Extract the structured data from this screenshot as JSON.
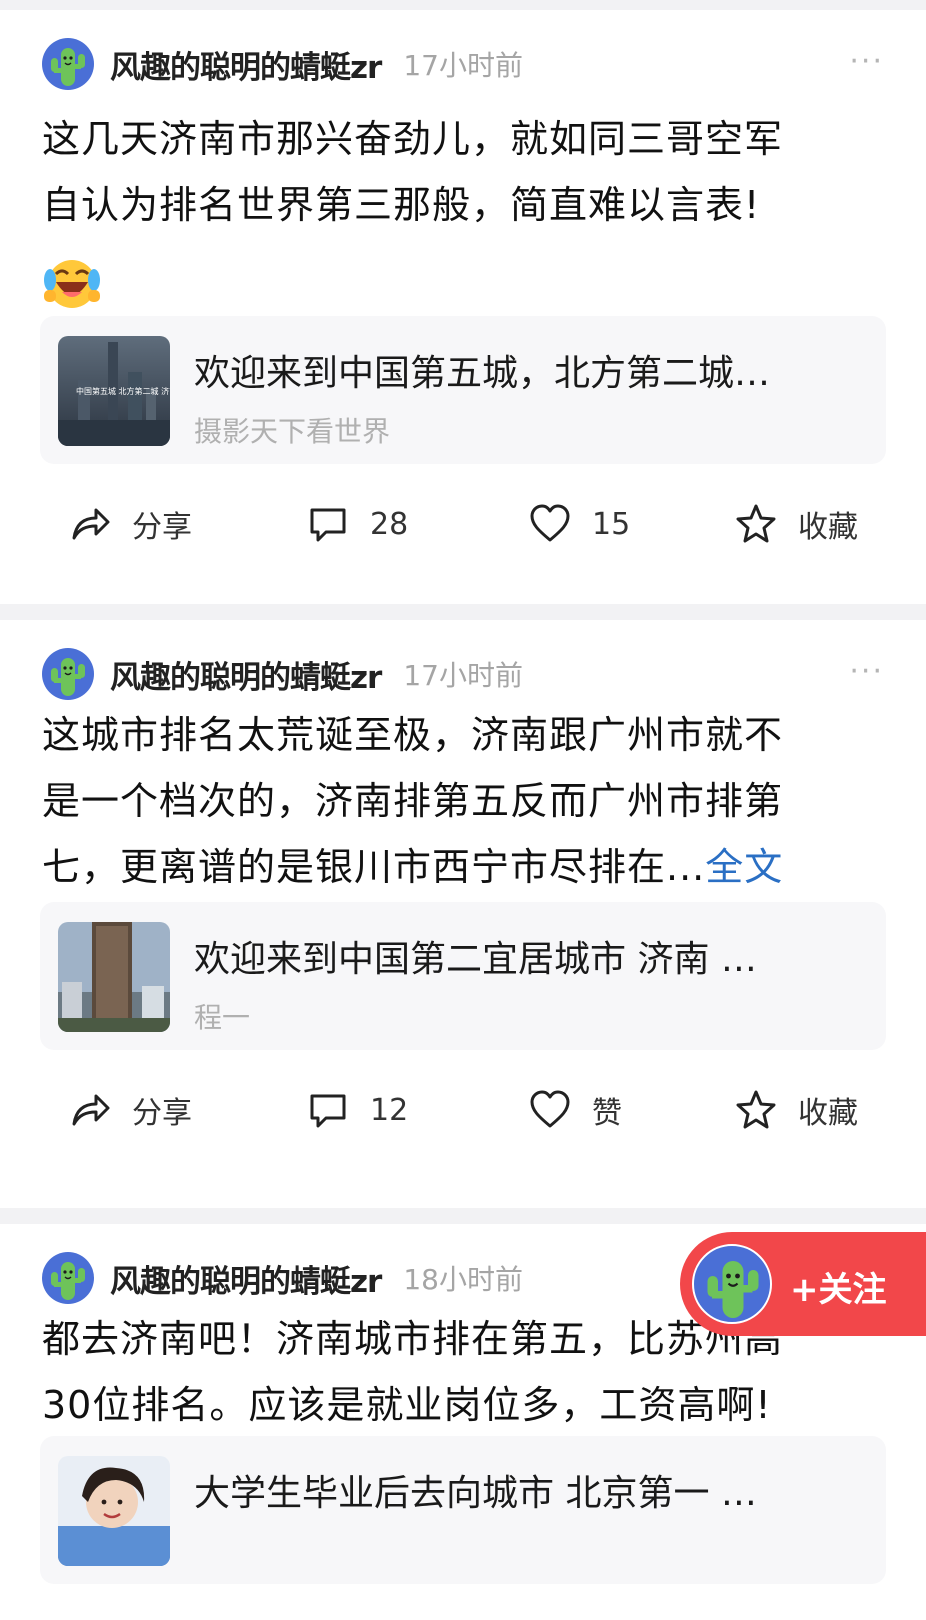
{
  "posts": [
    {
      "author": "风趣的聪明的蜻蜓zr",
      "time": "17小时前",
      "more": "···",
      "text_lines": [
        "这几天济南市那兴奋劲儿，就如同三哥空军",
        "自认为排名世界第三那般，简直难以言表!"
      ],
      "emoji": "laughing-crying-emoji",
      "share": {
        "title": "欢迎来到中国第五城，北方第二城…",
        "source": "摄影天下看世界",
        "thumb_text": "中国第五城 北方第二城 济南"
      },
      "actions": {
        "share": "分享",
        "comments": "28",
        "likes": "15",
        "favorite": "收藏"
      }
    },
    {
      "author": "风趣的聪明的蜻蜓zr",
      "time": "17小时前",
      "more": "···",
      "text_lines": [
        "这城市排名太荒诞至极，济南跟广州市就不",
        "是一个档次的，济南排第五反而广州市排第",
        "七，更离谱的是银川市西宁市尽排在..."
      ],
      "full_text_link": "全文",
      "share": {
        "title": "欢迎来到中国第二宜居城市 济南 …",
        "source": "程一"
      },
      "actions": {
        "share": "分享",
        "comments": "12",
        "likes": "赞",
        "favorite": "收藏"
      }
    },
    {
      "author": "风趣的聪明的蜻蜓zr",
      "time": "18小时前",
      "text_lines": [
        "都去济南吧！济南城市排在第五，比苏州高",
        "30位排名。应该是就业岗位多，工资高啊!"
      ],
      "share": {
        "title": "大学生毕业后去向城市 北京第一 …",
        "source": ""
      }
    }
  ],
  "follow_button": {
    "label": "+关注"
  },
  "colors": {
    "accent": "#f2474a",
    "link": "#2a6fc4",
    "avatar_bg": "#4a6fd6",
    "cactus": "#6ec35a"
  }
}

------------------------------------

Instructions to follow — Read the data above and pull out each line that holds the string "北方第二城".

Finished exercise —
        "title": "欢迎来到中国第五城，北方第二城…",
        "thumb_text": "中国第五城 北方第二城 济南"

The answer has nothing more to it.